What exactly is an “industrial” 3D printer?
This question was posed recently to the LinkedIn community by 3D printing industry expert Andrew Allshorn in response to having been asked the question himself.
It resonated with me. As an industry marketer, I have considered and blogged about this very question, and I have been asked to position certain printers as “industrial.” My thoughts about the topic have evolved over time, along with the industry.
Asking The Right Questions
Andrew’s post evoked great insight about the topic from members of the industry across geography and functional disciplines, which served to solidify in my mind that there is no universal definition of an industrial 3D printer. Bear with me; I promise, I’m not taking the easy way out.
Some people assert that the applications for which the 3D printer is used determine whether or not it is an industrial 3D printer.
I was originally one of those people, proposing that an industrial 3D printer is used to successfully print production and end-use parts — that is, until I considered the the following questions: What applications are those specifically? Do those applications only include production and end-use parts? What kind of production and end-use parts; is a particular part characteristic, such as high accuracy, required for every production or end-use application? What about 3D printers used to produce prototypes of industrial parts, do they constitute industrial 3D printers? And, what if a 3D printer is used to produce packaging for a consumer product, for example; is that an industrial 3D printer? Who gets to specify the definition? So many questions.
3D Printers As Tools
Another problem arises with the theory that applications determine whether or not a 3D printer is industrial.
Just about every commercially-available 3D printer today can be, and to some extent is, used in certain industrial applications among the many industrial applications that exist. That wasn’t the case a few years ago, before the trend toward using 3D printers in production. If nearly every 3D printer can be used for some sort of industrial application, are industrial 3D printers even a distinct category at this point?
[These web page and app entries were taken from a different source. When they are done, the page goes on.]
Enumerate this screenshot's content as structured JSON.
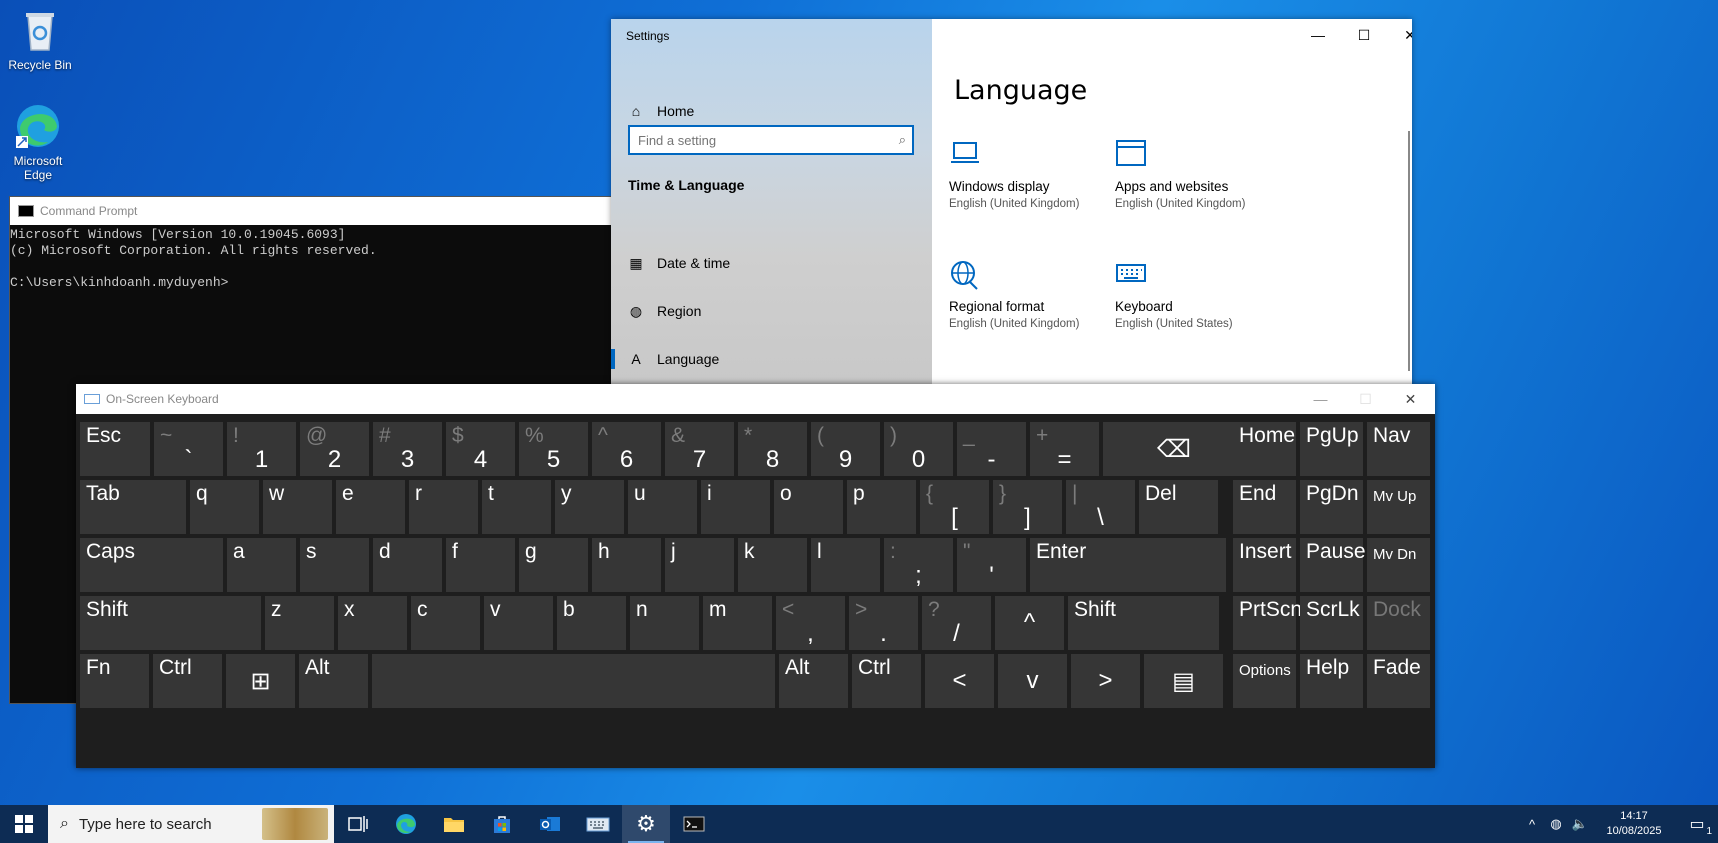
{
  "desktop": {
    "icons": [
      {
        "label": "Recycle Bin"
      },
      {
        "label": "Microsoft Edge"
      }
    ]
  },
  "cmd": {
    "title": "Command Prompt",
    "lines": [
      "Microsoft Windows [Version 10.0.19045.6093]",
      "(c) Microsoft Corporation. All rights reserved.",
      "",
      "C:\\Users\\kinhdoanh.myduyenh>"
    ]
  },
  "settings": {
    "window_title": "Settings",
    "home_label": "Home",
    "search_placeholder": "Find a setting",
    "section_title": "Time & Language",
    "nav": [
      {
        "label": "Date & time",
        "icon": "calendar-clock-icon"
      },
      {
        "label": "Region",
        "icon": "globe-icon"
      },
      {
        "label": "Language",
        "icon": "language-icon",
        "active": true
      }
    ],
    "page_title": "Language",
    "tiles": [
      {
        "name": "Windows display",
        "sub": "English (United Kingdom)",
        "icon": "laptop-icon"
      },
      {
        "name": "Apps and websites",
        "sub": "English (United Kingdom)",
        "icon": "window-icon"
      },
      {
        "name": "Regional format",
        "sub": "English (United Kingdom)",
        "icon": "globe-format-icon"
      },
      {
        "name": "Keyboard",
        "sub": "English (United States)",
        "icon": "keyboard-icon"
      }
    ],
    "accent": "#0067c0"
  },
  "osk": {
    "title": "On-Screen Keyboard",
    "rows": [
      [
        {
          "main": "Esc"
        },
        {
          "top": "~",
          "low": "`"
        },
        {
          "top": "!",
          "low": "1"
        },
        {
          "top": "@",
          "low": "2"
        },
        {
          "top": "#",
          "low": "3"
        },
        {
          "top": "$",
          "low": "4"
        },
        {
          "top": "%",
          "low": "5"
        },
        {
          "top": "^",
          "low": "6"
        },
        {
          "top": "&",
          "low": "7"
        },
        {
          "top": "*",
          "low": "8"
        },
        {
          "top": "(",
          "low": "9"
        },
        {
          "top": ")",
          "low": "0"
        },
        {
          "top": "_",
          "low": "-"
        },
        {
          "top": "+",
          "low": "="
        },
        {
          "glyph": "⌫",
          "icon": "backspace-icon"
        },
        {
          "main": "Home"
        },
        {
          "main": "PgUp"
        },
        {
          "main": "Nav"
        }
      ],
      [
        {
          "main": "Tab"
        },
        {
          "main": "q"
        },
        {
          "main": "w"
        },
        {
          "main": "e"
        },
        {
          "main": "r"
        },
        {
          "main": "t"
        },
        {
          "main": "y"
        },
        {
          "main": "u"
        },
        {
          "main": "i"
        },
        {
          "main": "o"
        },
        {
          "main": "p"
        },
        {
          "top": "{",
          "low": "["
        },
        {
          "top": "}",
          "low": "]"
        },
        {
          "top": "|",
          "low": "\\"
        },
        {
          "main": "Del"
        },
        {
          "main": "End"
        },
        {
          "main": "PgDn"
        },
        {
          "main": "Mv Up",
          "small": true
        }
      ],
      [
        {
          "main": "Caps"
        },
        {
          "main": "a"
        },
        {
          "main": "s"
        },
        {
          "main": "d"
        },
        {
          "main": "f"
        },
        {
          "main": "g"
        },
        {
          "main": "h"
        },
        {
          "main": "j"
        },
        {
          "main": "k"
        },
        {
          "main": "l"
        },
        {
          "top": ":",
          "low": ";"
        },
        {
          "top": "\"",
          "low": "'"
        },
        {
          "main": "Enter"
        },
        {
          "main": "Insert"
        },
        {
          "main": "Pause"
        },
        {
          "main": "Mv Dn",
          "small": true
        }
      ],
      [
        {
          "main": "Shift"
        },
        {
          "main": "z"
        },
        {
          "main": "x"
        },
        {
          "main": "c"
        },
        {
          "main": "v"
        },
        {
          "main": "b"
        },
        {
          "main": "n"
        },
        {
          "main": "m"
        },
        {
          "top": "<",
          "low": ","
        },
        {
          "top": ">",
          "low": "."
        },
        {
          "top": "?",
          "low": "/"
        },
        {
          "glyph": "^",
          "icon": "arrow-up-icon"
        },
        {
          "main": "Shift"
        },
        {
          "main": "PrtScn"
        },
        {
          "main": "ScrLk"
        },
        {
          "main": "Dock",
          "disabled": true
        }
      ],
      [
        {
          "main": "Fn"
        },
        {
          "main": "Ctrl"
        },
        {
          "glyph": "⊞",
          "icon": "windows-logo-icon"
        },
        {
          "main": "Alt"
        },
        {
          "main": ""
        },
        {
          "main": "Alt"
        },
        {
          "main": "Ctrl"
        },
        {
          "glyph": "<",
          "icon": "arrow-left-icon"
        },
        {
          "glyph": "v",
          "icon": "arrow-down-icon"
        },
        {
          "glyph": ">",
          "icon": "arrow-right-icon"
        },
        {
          "glyph": "▤",
          "icon": "context-menu-icon"
        },
        {
          "main": "Options",
          "small": true
        },
        {
          "main": "Help"
        },
        {
          "main": "Fade"
        }
      ]
    ]
  },
  "taskbar": {
    "search_placeholder": "Type here to search",
    "time": "14:17",
    "date": "10/08/2025",
    "notification_count": "1"
  }
}
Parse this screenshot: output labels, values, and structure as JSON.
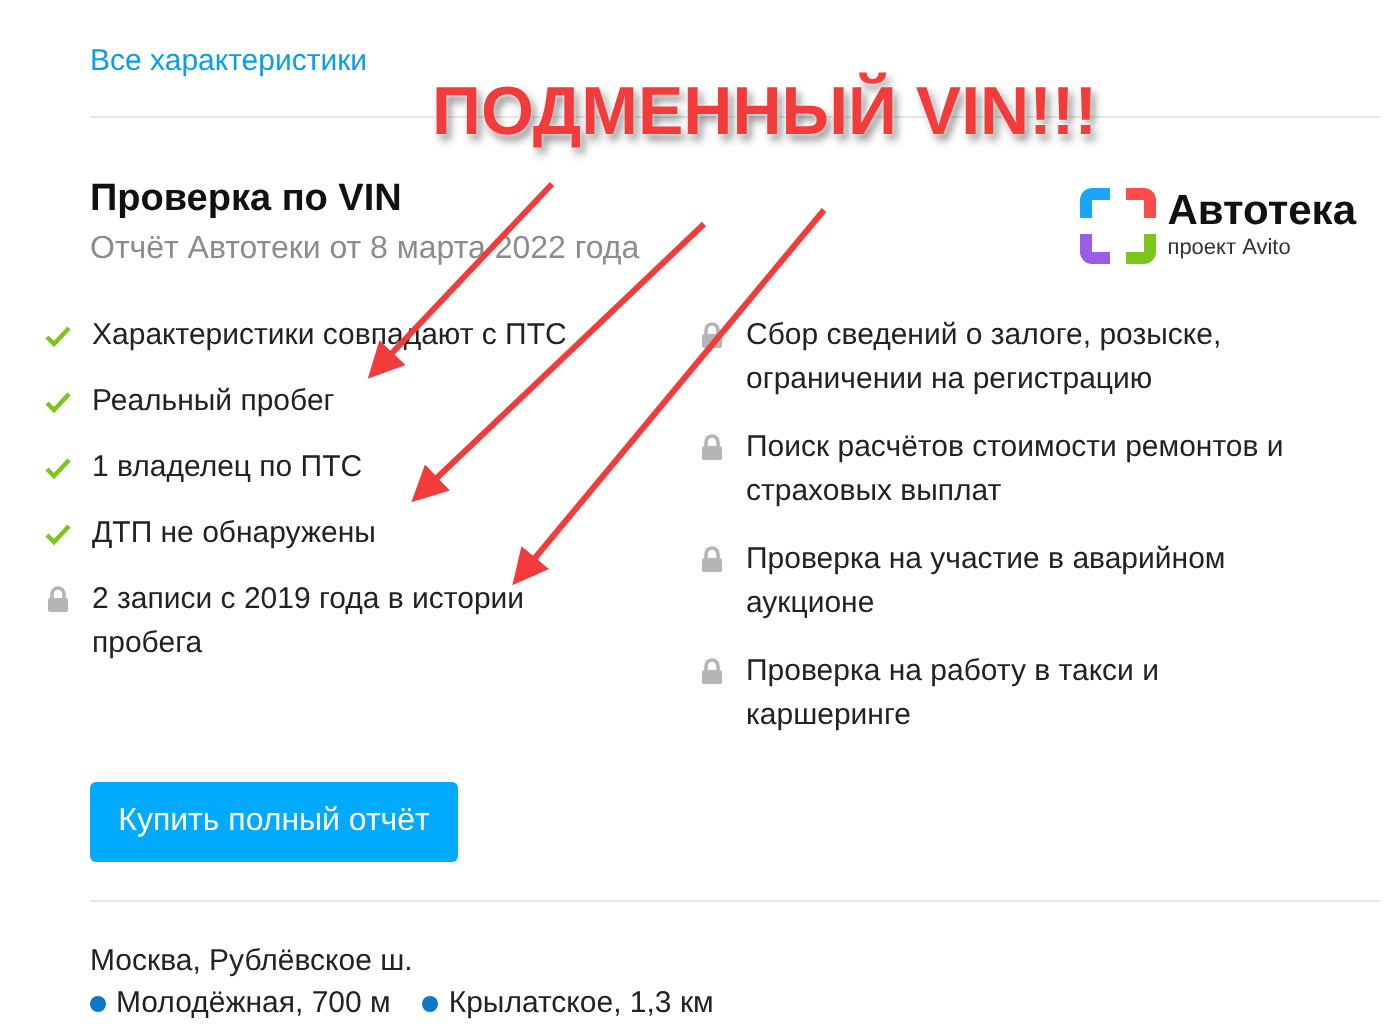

Some people commented in the post that industrial 3D printers are bigger than others (how big?), more expensive (how much?), more reliable and repeatable thanks to higher-quality components and achieve consistent and accurate results. Consider though that some small-size 3D printers, costing just a few thousand dollars, are used successfully in industrial settings to produce tooling, fixtures and jigs. And, as Andrew pointed out, sometimes 3D printers costing hundreds of thousands of dollars fail or produce substandard parts.
Perceptions And Labels
There is a wide range of opinions.
More questions swirl in my brain. Are industrial 3D printers the same as commercial 3D printers? What are we comparing industrial 3D printers to: hobby and office 3D printers? What defines those printers? My head is spinning.
Several years ago, an employee of what was then classified as a manufacturer of hobby-class printers told me that, given the trend toward using 3D printers in production, they adapted their marketing to convey that their printers were industrial, even though the systems themselves had not changed. This strategy worked and was also used by manufacturers of similar printers.
Vince Anewenter hit the proverbial nail on the head when, commenting on Andrew’s post, he said that what determines an industrial 3D printer is a matter of individual perception and therefore cannot be defined by the industry. And, more importantly, labeling a 3D printer as such simply doesn’t matter.
What matters in the end is helping users understand the best 3D printer to meet their needs.
[Editor’s note: for more discussion on this topic, see Kerry’s thoughts on what it takes for a 3D printer to be considered “production”]